Entries from a dataset of interfaces:
+ + + +

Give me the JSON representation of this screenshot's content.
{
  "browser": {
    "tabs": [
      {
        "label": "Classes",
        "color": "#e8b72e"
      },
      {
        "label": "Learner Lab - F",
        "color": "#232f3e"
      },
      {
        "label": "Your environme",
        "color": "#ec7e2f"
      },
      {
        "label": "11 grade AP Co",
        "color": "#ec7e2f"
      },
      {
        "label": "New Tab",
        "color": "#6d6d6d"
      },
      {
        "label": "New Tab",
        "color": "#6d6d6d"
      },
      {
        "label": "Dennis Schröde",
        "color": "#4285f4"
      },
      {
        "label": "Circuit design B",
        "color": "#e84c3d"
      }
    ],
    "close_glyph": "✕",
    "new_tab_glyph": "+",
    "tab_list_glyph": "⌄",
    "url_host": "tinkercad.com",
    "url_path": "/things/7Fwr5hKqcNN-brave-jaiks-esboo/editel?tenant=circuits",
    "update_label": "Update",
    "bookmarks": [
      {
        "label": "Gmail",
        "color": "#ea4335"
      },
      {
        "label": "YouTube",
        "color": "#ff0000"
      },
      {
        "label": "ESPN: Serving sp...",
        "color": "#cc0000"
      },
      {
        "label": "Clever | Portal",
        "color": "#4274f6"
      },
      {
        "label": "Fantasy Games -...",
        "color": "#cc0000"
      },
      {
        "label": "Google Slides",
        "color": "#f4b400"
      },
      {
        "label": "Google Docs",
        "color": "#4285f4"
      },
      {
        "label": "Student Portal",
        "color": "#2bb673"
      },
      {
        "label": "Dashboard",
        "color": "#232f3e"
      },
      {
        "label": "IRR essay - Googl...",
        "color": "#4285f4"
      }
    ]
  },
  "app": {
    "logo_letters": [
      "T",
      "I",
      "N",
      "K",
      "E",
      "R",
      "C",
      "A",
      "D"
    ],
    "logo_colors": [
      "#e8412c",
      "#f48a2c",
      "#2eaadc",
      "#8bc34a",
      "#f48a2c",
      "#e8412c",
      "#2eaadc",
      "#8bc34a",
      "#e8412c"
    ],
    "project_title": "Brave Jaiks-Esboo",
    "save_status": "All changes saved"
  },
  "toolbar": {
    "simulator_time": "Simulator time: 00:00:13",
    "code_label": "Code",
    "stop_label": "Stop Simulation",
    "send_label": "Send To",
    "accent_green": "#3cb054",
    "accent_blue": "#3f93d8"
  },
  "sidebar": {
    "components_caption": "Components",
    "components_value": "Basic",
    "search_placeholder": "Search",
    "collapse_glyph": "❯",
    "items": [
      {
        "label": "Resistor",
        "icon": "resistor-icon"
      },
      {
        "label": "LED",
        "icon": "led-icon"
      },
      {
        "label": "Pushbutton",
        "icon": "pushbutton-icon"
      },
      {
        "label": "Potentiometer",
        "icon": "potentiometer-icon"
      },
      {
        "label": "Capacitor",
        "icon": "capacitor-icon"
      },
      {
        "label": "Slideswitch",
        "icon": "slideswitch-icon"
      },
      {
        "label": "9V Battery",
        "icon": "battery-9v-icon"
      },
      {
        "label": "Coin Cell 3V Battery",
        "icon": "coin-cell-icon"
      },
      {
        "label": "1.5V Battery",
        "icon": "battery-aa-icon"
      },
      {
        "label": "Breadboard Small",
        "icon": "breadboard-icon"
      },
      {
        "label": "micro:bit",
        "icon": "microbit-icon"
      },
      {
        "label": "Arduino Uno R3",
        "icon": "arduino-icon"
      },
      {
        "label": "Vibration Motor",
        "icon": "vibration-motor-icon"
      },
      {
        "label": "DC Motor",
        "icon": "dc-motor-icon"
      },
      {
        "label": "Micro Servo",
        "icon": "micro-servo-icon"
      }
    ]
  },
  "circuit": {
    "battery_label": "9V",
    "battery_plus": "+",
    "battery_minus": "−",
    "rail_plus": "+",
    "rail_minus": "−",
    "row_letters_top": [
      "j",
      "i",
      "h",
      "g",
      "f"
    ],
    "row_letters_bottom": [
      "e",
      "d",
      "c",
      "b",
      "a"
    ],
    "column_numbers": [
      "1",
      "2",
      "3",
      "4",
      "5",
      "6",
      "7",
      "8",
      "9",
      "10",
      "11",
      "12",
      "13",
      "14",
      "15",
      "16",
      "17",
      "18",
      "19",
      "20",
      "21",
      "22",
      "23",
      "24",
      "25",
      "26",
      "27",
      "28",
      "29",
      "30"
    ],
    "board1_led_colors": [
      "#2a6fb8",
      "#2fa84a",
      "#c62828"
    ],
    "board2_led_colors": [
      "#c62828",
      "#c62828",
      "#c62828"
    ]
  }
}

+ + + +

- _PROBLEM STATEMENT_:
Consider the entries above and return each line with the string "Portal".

- _RESPONSE_:
        "label": "Clever | Portal",
        "label": "Student Portal",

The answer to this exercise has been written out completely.